[Records from a dataset]
----

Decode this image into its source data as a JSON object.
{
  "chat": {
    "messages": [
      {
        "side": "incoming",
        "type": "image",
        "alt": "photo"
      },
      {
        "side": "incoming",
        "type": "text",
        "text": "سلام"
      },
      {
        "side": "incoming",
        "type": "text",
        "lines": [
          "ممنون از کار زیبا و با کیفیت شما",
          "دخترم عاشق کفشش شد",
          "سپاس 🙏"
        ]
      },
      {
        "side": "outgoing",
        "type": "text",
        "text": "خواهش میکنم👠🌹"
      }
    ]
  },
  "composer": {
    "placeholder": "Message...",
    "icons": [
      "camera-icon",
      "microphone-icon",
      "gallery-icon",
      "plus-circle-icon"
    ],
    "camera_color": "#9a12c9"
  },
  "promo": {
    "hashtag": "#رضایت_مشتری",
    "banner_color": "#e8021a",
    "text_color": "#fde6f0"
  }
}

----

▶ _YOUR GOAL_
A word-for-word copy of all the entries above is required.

▶ _TASK RESPONSE_
Decode this image into its source data as a JSON object.
{
  "chat": {
    "messages": [
      {
        "side": "incoming",
        "type": "image",
        "alt": "photo"
      },
      {
        "side": "incoming",
        "type": "text",
        "text": "سلام"
      },
      {
        "side": "incoming",
        "type": "text",
        "lines": [
          "ممنون از کار زیبا و با کیفیت شما",
          "دخترم عاشق کفشش شد",
          "سپاس 🙏"
        ]
      },
      {
        "side": "outgoing",
        "type": "text",
        "text": "خواهش میکنم👠🌹"
      }
    ]
  },
  "composer": {
    "placeholder": "Message...",
    "icons": [
      "camera-icon",
      "microphone-icon",
      "gallery-icon",
      "plus-circle-icon"
    ],
    "camera_color": "#9a12c9"
  },
  "promo": {
    "hashtag": "#رضایت_مشتری",
    "banner_color": "#e8021a",
    "text_color": "#fde6f0"
  }
}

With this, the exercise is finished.